FINRA recently issued two Regulatory Notices adopting new rules under the Code of Arbitration Procedure. These new rules severely limit the use of dispositive motions in arbitration prior to the close of a claimant’s case-in-chief and make obtaining expungement on behalf of registered persons more difficult.1
Motions to Dismiss
On January 23, 2009, FINRA imposed a moratorium on all motions to dismiss pending the implementation on February 23, 2009 of Rule 12504 of the Code of Arbitration Procedure for Customer Disputes and Rule 13504 of the Code of Arbitration Procedure for Industry Disputes.2 These rules are designed to “ensure that parties have their claims heard in arbitration by significantly limiting motions to dismiss filed prior to the conclusion of a party’s case-in-chief and by imposing stringent sanctions against parties for engaging in abusive practices under the rules.” (emphasis added) See Regulatory Notice 09-07 at 2. These rules establish new procedures when considering 1) prehearing motion to dismiss, 2) “eligibility motions” and 3) motions to dismiss at the conclusion of the claimant’s case.
Prehearing Motions to Dismiss
Rules 12504(a) and 13504(b) provide that motions to dismiss are discouraged prior to the conclusion of a party’s case-in-chief and limits a panel from acting on a motion to dismiss a party or claim, unless one of the following grounds is established:
- The non-moving party previously released the claim in dispute by a signed settlement and/or written release; or
- The moving party was not associated with the account, securities, or conduct at issue (i.e., factual impossibility).
These new Rules set forth the following procedural steps that must be met in considering a prehearing motion to dismiss:
- Motions must be in writing, separate from the answer, and submitted only after the answer is filed;
- The motion must be served at least 60 days before a scheduled hearing, and parties have 45 days to respond to the motion;
- The panel must hold a recorded hearing, by telephone or in person;
- If the panel grants the motion, the decision must be unanimous and must be accompanied by a written explanation;
- If the panel denies a motion, all forum fees must be assessed against the moving party and must award costs and attorneys’ fees to the opposing party if the motion is deemed frivolous.
Motion to Dismiss Based on Eligibility Grounds
Rules 12206(b) and 13206(b) will govern motions to dismiss based on the six-year eligibility rule.
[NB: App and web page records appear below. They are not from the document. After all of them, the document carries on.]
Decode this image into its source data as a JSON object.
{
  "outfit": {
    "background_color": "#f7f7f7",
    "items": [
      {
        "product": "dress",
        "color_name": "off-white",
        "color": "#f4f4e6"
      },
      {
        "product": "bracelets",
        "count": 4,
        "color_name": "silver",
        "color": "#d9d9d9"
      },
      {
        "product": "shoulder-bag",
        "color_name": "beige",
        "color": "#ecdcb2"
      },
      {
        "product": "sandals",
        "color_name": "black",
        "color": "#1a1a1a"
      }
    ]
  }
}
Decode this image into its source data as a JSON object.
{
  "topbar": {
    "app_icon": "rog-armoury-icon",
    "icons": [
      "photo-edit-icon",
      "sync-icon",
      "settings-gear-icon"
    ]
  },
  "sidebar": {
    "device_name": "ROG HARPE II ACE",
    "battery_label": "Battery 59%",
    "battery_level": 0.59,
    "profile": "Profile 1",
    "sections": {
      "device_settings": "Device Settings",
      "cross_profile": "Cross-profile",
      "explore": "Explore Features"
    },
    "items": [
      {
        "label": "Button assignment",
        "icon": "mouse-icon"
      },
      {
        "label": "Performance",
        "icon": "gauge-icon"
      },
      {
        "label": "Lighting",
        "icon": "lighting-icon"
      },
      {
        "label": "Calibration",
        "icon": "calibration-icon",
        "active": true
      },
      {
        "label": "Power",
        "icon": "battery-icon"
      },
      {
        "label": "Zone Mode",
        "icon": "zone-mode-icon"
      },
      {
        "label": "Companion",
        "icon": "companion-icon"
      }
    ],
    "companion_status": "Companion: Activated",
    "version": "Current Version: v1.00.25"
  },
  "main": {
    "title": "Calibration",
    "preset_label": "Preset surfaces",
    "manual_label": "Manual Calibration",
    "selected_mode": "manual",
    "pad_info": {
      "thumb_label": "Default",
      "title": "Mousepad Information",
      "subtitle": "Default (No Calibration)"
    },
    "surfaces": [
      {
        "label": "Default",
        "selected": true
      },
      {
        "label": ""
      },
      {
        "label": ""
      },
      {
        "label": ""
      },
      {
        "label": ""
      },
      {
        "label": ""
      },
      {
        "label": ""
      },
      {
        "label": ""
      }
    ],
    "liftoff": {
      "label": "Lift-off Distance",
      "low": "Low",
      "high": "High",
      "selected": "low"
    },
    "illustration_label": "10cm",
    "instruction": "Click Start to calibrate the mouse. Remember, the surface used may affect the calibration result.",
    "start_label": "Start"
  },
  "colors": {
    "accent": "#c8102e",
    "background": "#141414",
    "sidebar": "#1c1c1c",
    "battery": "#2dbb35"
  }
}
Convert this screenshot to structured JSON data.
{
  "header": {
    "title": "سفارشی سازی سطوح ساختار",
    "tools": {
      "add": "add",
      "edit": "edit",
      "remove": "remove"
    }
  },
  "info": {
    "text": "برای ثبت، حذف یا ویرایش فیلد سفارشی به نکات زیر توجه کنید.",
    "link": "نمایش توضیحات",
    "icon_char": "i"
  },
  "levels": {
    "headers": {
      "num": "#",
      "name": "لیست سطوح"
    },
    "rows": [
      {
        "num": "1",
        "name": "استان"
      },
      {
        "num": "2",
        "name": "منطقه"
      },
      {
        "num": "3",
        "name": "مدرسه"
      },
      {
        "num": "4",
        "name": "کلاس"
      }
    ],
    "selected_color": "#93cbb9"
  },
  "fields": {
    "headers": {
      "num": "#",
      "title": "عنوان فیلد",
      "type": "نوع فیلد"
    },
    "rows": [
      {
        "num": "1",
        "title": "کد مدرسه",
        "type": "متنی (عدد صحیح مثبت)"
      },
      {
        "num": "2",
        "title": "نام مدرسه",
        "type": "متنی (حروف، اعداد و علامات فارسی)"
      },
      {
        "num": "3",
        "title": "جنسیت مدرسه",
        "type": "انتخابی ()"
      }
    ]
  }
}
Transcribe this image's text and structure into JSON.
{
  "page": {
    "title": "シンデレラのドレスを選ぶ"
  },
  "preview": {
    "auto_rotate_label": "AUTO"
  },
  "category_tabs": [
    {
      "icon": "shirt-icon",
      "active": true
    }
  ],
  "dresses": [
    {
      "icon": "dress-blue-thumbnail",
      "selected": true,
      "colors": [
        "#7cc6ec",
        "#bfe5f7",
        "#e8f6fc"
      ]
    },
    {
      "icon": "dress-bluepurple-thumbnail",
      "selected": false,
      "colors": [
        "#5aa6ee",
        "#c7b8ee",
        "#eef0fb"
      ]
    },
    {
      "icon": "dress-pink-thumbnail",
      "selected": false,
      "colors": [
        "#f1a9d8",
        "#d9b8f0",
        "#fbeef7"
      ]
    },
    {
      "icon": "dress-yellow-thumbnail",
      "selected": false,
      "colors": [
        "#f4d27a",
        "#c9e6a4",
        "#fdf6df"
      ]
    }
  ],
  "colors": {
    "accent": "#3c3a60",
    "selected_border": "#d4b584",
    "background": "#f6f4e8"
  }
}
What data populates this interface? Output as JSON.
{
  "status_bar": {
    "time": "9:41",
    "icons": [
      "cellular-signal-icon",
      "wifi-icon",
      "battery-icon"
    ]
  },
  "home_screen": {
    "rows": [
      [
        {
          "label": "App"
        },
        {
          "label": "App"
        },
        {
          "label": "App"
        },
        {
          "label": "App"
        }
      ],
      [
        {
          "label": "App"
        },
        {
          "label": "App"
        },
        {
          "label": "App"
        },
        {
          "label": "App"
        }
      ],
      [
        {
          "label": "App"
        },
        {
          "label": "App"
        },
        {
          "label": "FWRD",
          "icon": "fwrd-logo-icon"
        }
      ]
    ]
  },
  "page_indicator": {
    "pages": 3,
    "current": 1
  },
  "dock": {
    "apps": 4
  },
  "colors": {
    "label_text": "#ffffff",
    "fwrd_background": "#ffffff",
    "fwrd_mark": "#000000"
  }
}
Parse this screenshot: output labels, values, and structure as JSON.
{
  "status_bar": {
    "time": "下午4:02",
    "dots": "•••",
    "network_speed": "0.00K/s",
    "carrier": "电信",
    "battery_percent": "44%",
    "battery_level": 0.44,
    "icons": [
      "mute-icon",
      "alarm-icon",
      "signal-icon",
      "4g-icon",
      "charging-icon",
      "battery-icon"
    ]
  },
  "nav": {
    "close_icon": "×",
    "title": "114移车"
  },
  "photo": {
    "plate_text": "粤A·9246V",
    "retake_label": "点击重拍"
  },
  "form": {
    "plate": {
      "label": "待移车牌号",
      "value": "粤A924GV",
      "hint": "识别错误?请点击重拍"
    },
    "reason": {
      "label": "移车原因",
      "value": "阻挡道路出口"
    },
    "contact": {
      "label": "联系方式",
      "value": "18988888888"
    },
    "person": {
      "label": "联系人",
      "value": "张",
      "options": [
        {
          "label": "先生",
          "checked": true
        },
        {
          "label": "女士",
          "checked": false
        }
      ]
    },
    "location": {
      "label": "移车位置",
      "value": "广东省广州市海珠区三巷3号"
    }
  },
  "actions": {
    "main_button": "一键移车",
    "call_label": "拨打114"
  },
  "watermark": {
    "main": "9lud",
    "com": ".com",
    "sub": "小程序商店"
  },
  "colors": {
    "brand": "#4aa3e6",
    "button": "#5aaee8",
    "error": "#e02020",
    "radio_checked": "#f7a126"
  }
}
An “eligibility motion” must be filed at least 90 days before a scheduled hearing, but otherwise may be considered and granted at any stage of the proceeding. Such motions must be decided by the full panel in a recorded hearing conducted in person or by telephone.
Motions to Dismiss After Conclusion of Case-in-Chief
The hurdles set forth above do not apply to motions to dismiss after the close of a claimant’s case-in-chief. See Rule 12504(b) and Rule 13504(b). A motion to dismiss at this juncture in the proceedings may be based on “any applicable theory of law” and “based on theories that are germane to the issues raised in the non-moving party’s case.” See Regulatory Notice 09-07 at 7. FINRA recognizes that by the close of the claimant’s case, the arbitration panel will have heard enough evidence to decide whether a motion to dismiss is warranted. Id. The rule thus recognizes that a Panel has the authority to grant a motion to dismiss at the conclusion of the claimant’s case. The Panel, however, is authorized to award attorney fees and expenses if it finds the motion to be frivolous.
In keeping with its previous position that it considers expungement to be “extraordinary relief,” FINRA adopted new procedures effective January 26, 2009, that will make expungement under Rule 2130 more difficult for registered representatives improperly named as respondents in arbitrations. With the adoption of Rule 12805 of the Code of Arbitration Procedure for Customer Disputes, FINRA set forth specific procedural requirements for arbitrators considering a request for expungement relief.3 The new rule adds the following significant procedural hurdles by requiring an arbitration panel to do the following before granting expungement:
- Hold a recorded hearing, by phone or in person, to consider the expungement request, even in a simplified arbitration;
- If expungement is sought after the parties settled the underlying dispute, the panel must review the settlement agreement and consider the amount paid by parties, and the settlement terms;
- Provide a written explanation for granting the relief under the facts presented and identify which of the Rule 2130 grounds for expungement exist; and,
- Assess forum fees against the parties requesting relief.
In addition, FINRA will require all arbitrators to complete training and certify that they are familiar with the new rules prior to considering any request for expungement under Rule 2130. The practical effect of the new rule is to make it more difficult and expensive to obtain expungement, even if one of the grounds under Rule 2130 can be established.